Types of support | Flexible supports | Rigid framed supports | Fixtures and fastenings | Metal brackets | Cables
Knee braces | Dangerous things to avoid | Non-flat surfaces | Improving stability | Building without trees
Improving stability in treehouse supports
One of the side effects of building in a tree, especially when using flexible supports, is that the treehouse may move around excessively. This can happen as a result of strong winds or movement of people inside the treehouse. In the first case the wind is moving the foundation underneath the platform, which drags it around in an oscillating motion. When movement comes from people inside the treehouse, the changes in inertia and weight distribution generate forces pushing the structure around.
The importance of using flexible supports
In a normal ground-based structure, the normal way to improve rigidity is to add more and more material, in particular diagonal members, which brace the frame by forming triangular shapes within the supports. This is very effective, but in a tree the situation is different, because the foundation is not fixed. Unless you build on a single trunk, you will need to span supports between different branches or trunks, and it is very important to allow these different parts of the tree to move independently. If they are fixed together immovably, a storm will build up massive forces that will break the bolts or beams themselves. One or more points will need to be fitted with flexible supports.
The problem this causes is that it amplifies any movement in the treehouse, because if the building slides or swings in one direction there is little to resist the movement. Solutions need to reduce the movement (or amount of oscillation it causes), while still allowing the trunks or branches to flex in the wind. The positions of the fixed and flexible parts of the supports becomes important here.
Natural flexibility of tall trees
Trees are naturally flexible so that they can bend in storms, rather than snapping.
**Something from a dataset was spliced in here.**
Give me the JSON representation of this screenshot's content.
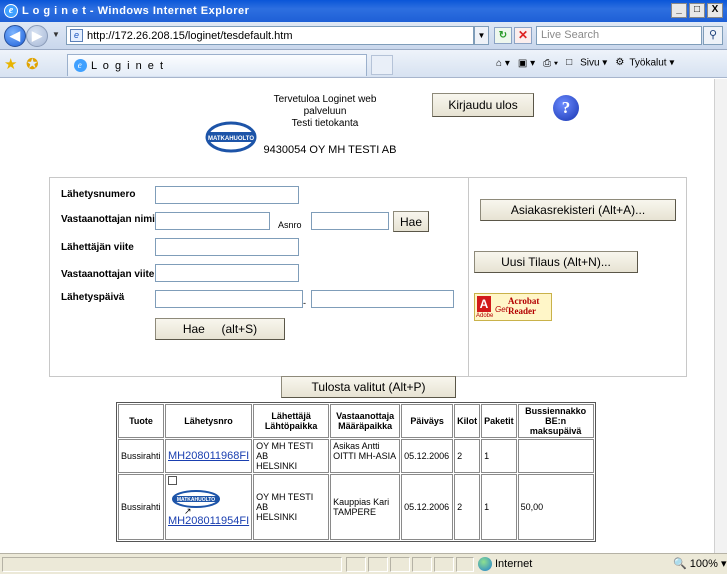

The type of tree influences how flexible the trunk and branches are, but as a general rule the higher the treehouse, the more the structure can move around with the tree. This happens even if supports are bolted directly to the trunk or branches.
Building across two or more trees sometimes improves this situation, as there will be more trunks to resist movement. However, this is usually not possible due to the spacing of trees at height. Diagonal braces can help to improve rigidity, but sometimes the only way to overcome the movement is to build lower down.
Lateral movement caused by flexible joints
The excess movement caused by flexible joints usually causes the treehouse to shift from side to side, as the supports move back and forth over the flexible joint. Movement can also be rotational if the flexible joint slides perpendicularly to the direction of the support beam. The main way to reduce these effects is to choose the largest trunk/branch to have the main fixed joint. This anchors the treehouse to the least moving part of the tree, so the other support points are able to move around under the treehouse, rather than moving the building itself.
Rotational movement around single trunks
A treehouse built around a single trunk can experience disconcerting rotation when people move inside, with the effect worsening the further out from the trunk you go. When viewed from above, the only attachment points are in the middle of the platform, which may be a circular or square shape. The central attachments are not resistant to rotation because the beams are able to move slightly against their bolts. This small rocking effect gets magnified at the outer edges of the platform, and can result in movement of several inches. There are a few ways to improve the situation, but some need to be applied in the early planning stages.
Bracing the floor system so that it acts as one solid component is the first step. This helps to counteract the natural flexibility of the wood which can add to the movement of the platform. A simple way to do this is to use plywood for the floor and screw it down with screws every 6" into the support beams. If you are using joists floating on top of radiating support beams you will need to fix the joists firmly to the beams using metal brackets or strapping. If you can still see some flexing in the beams themselves after this step, you can add plywood or diagonal bracing underneath the beams as well.
As most of the movement originates at the attachment points where beams meet the tree, this is the main area to improve. Very large bolts or special treehouse attachment bolts (TABs) are the best way to control movement at this point, as they can hold the beam more firmly, allowing less flex within the joint itself.
The wider the tree is to begin with, the better the support beams can resist rotation. This is because rotation of one beam can be more easily resisted by other bolts that are further away from it on the trunk of the tree. A narrow triangle is formed within the supports, and triangles are good at improving rigidity. A small tree will have a very narrow 'triangle effect' and therefore is less able to brace against rotation.
There can still be excessive movement even with all these measures in place. To remove this you need to provide some form of anchor to resist the motion. One way to do this is with a post down to the ground, fixed in concrete. The post is fixed to the outer end of one support beam and then a diagonal brace is fitted between the end of another beam and the base of the post. This produces a wide triangle that fixes the support beams. If you only use one post and brace then the platform can still move enough to take account of wind movement. If a post is not suitable because of height or looks, steel cables can be used to anchor the end of one support beam to other trees or points on the ground. This works like the guy ropes on a tent, fixing the support beam and therefore holding the whole platform in one position.